If alimony is “barred” at the time of the divorce with regard to one of the parties, then the court cannot later award alimony to that party.
Alimony is the same as spousal support. The words “spousal support” are preferred these days.
A Michigan court can award the retirement or pension account of one spouse to the other in a divorce using a “qualified domestic relations order” or an “eligible domestic relations order.” This order, signed by the judge, orders the plan administrator to divide the account as instructed (e.g., 50/50) and then the one spouse (e.g., the wife) will become part owner of the other spouse’s (e.g., the husband’s) account. In this example, if the husband cannot draw on the account until he is 55 years old, then the wife must wait until the husband is 55 years old to take her own share. His eligibility criteria applies to her—and it is his age and years of service that count, not hers.
If retirement monies are in an IRA (individual retirement account), a judgment of divorce with specific terms can be used to distribute the IRA.
There are ways to contain that cost of a divorce, including the following:
- Gather as much information as you can yourself and provide that to your attorney. This information includes without limitation recent tax returns, bank statements, appraisals (if any), real estate closing packages for property still owned, estate planning documents, SEV statements for real estate, car titles, deeds, W-2’s, credit card statements, retirement account statements, and the like.
- Consider the factors relating to custody, support, and property division when negotiating these issues and be realistic when you make or consider a settlement offer.

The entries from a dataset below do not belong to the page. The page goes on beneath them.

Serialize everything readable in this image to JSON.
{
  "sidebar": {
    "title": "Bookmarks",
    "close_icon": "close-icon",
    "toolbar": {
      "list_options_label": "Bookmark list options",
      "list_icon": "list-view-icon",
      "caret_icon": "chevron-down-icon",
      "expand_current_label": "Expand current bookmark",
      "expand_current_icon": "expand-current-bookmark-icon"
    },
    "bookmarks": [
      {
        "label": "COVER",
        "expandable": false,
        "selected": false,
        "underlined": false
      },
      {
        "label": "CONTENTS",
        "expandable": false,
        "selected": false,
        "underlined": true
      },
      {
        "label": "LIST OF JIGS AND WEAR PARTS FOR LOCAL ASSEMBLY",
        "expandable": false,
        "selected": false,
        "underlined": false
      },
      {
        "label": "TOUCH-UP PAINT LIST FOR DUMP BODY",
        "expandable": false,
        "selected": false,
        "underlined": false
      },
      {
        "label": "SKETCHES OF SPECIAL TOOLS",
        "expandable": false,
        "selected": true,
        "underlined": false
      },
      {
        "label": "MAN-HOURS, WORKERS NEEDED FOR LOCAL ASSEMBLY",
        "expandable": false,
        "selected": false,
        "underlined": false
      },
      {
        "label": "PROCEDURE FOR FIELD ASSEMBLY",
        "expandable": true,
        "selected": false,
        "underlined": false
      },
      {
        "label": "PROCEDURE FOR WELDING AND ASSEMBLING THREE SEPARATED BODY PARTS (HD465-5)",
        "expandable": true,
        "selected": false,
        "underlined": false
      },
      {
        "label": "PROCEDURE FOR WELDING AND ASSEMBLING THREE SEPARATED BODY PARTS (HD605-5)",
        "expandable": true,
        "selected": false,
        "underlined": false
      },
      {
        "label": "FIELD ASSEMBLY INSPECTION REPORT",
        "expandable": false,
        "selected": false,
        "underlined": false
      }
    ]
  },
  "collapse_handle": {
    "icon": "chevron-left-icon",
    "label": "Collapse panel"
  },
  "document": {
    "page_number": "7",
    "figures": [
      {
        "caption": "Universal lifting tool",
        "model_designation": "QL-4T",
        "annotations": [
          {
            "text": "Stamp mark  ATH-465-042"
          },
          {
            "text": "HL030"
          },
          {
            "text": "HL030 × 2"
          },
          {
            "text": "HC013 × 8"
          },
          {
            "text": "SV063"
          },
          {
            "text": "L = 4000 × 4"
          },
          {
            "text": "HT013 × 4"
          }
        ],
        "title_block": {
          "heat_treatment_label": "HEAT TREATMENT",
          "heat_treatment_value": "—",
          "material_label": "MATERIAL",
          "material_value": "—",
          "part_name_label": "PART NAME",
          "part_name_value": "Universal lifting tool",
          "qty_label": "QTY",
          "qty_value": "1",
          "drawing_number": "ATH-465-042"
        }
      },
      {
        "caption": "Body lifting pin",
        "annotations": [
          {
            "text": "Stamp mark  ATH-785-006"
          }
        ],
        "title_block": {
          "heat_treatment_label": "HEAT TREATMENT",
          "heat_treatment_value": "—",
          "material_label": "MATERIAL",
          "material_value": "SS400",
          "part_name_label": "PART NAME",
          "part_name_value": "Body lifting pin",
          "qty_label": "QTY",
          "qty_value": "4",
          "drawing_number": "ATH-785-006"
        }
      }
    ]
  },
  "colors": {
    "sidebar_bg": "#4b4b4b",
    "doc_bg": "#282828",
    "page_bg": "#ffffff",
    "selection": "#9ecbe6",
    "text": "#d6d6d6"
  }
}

- Do not expect your attorney to be your therapist. If anger, grief, anxiety, or other emotion is interfering with your ability to participate in a custody action or divorce proceeding, consider getting some therapy where those issues can be addressed.
- Make your interaction with your attorney or members of the “team” meaningful and productive by setting up an agenda and staying on topic. Make a list of questions you have and send that to the attorney or team member prior to the meeting.

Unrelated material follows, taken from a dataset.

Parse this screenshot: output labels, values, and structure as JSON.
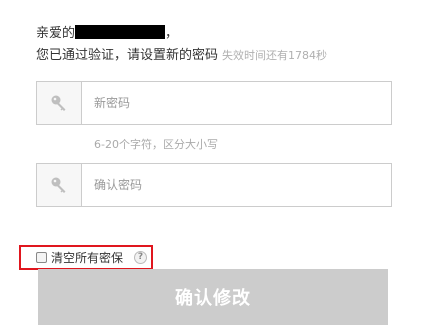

- Respond to requests for information timely, whether they are requests from an opposing party or attorney--or a request from your own attorney.
- Don’t “act out” by saying and doing things that will complicate your case or reflect poorly on you. In today’s world where “evidence” includes emails, texts, and pictures, it is likely that a judge will discover, see, or hear what you did.

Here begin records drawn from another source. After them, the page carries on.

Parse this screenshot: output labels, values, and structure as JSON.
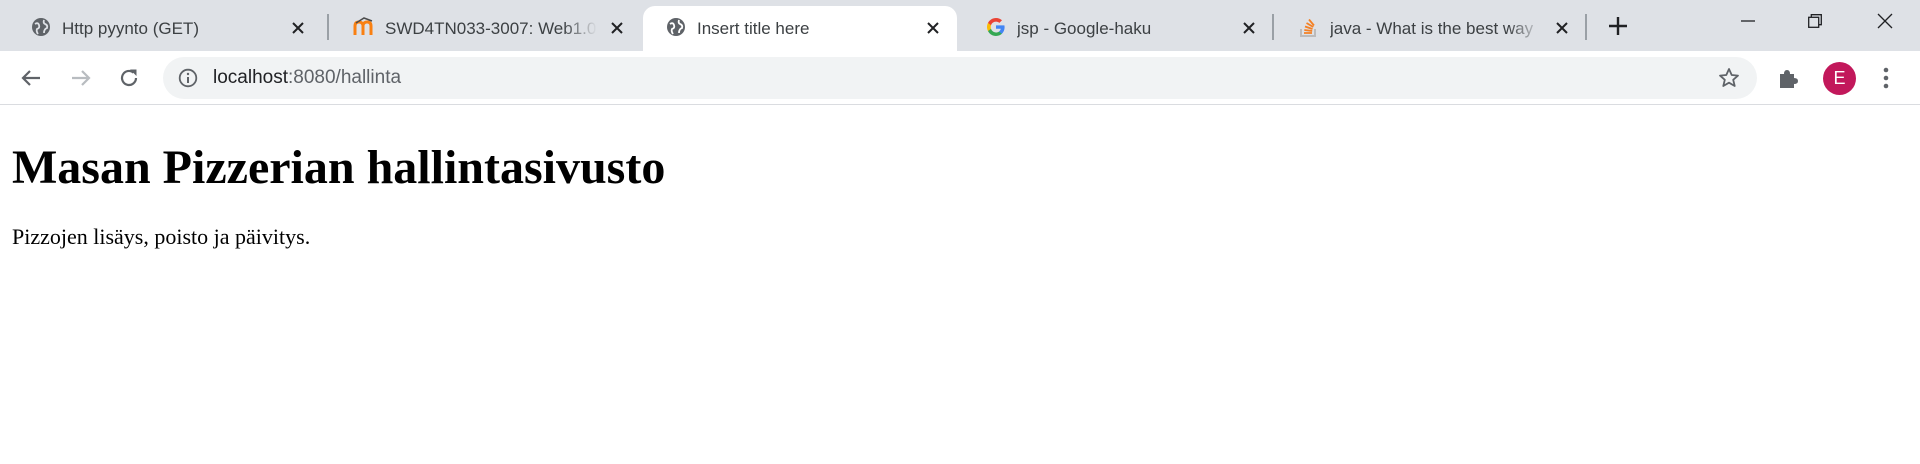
{
  "browser": {
    "tabs": [
      {
        "title": "Http pyynto (GET)",
        "favicon": "globe-icon",
        "active": false
      },
      {
        "title": "SWD4TN033-3007: Web1.0",
        "favicon": "moodle-icon",
        "active": false
      },
      {
        "title": "Insert title here",
        "favicon": "globe-icon",
        "active": true
      },
      {
        "title": "jsp - Google-haku",
        "favicon": "google-icon",
        "active": false
      },
      {
        "title": "java - What is the best way",
        "favicon": "stackoverflow-icon",
        "active": false
      }
    ],
    "address": {
      "host": "localhost",
      "path": ":8080/hallinta"
    },
    "profile_initial": "E",
    "colors": {
      "tabstrip": "#dee1e6",
      "omnibox": "#f1f3f4",
      "avatar": "#c2185b",
      "moodle_orange": "#f98012",
      "stackoverflow_orange": "#f48024"
    }
  },
  "page": {
    "heading": "Masan Pizzerian hallintasivusto",
    "paragraph": "Pizzojen lisäys, poisto ja päivitys."
  }
}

- Don’t believe everything you hear. Some information is reliable and irrebuttable. Other times, what may be presented as “information” is incorrect, only partially true, and/or outright gossip. Try not to react to anything you hear without consulting your attorney first.
- Don’t rely too much on what happened in someone else’s case. First of all, their case is not your case. Second, most of the time cases are resolved with a consent agreement. As a result, many people who are unhappy with the outcome in their cases are actually people who agreed to that outcome.
- Don’t publicly disparage your spouse or the other parent. This will get back to him/her and just create resentment and possible retaliation. It will not be appreciated by the evaluators in your case or the court.
- Don’t file for a PPO, call the police, or contact CPS without reason. If a court believes that you have filed a false report or are using the system for a tactical advantage, there could be major fall-out for you—especially if your call to the police did not result in a conviction, or CPS does not substantiate your complaint, or the court denies the petition for a PPO or later sets it aside.
- That said, don’t hesitate to call the police or CPS if you have a valid reason to do so. Go to Safe House if you need shelter or counseling. Get a PPO if you need one. If there is some time to think this through, it would be advantageous for you to talk to your attorney or therapist before taking action. Further, few people will fault you for leaving an uncomfortable or dangerous situation.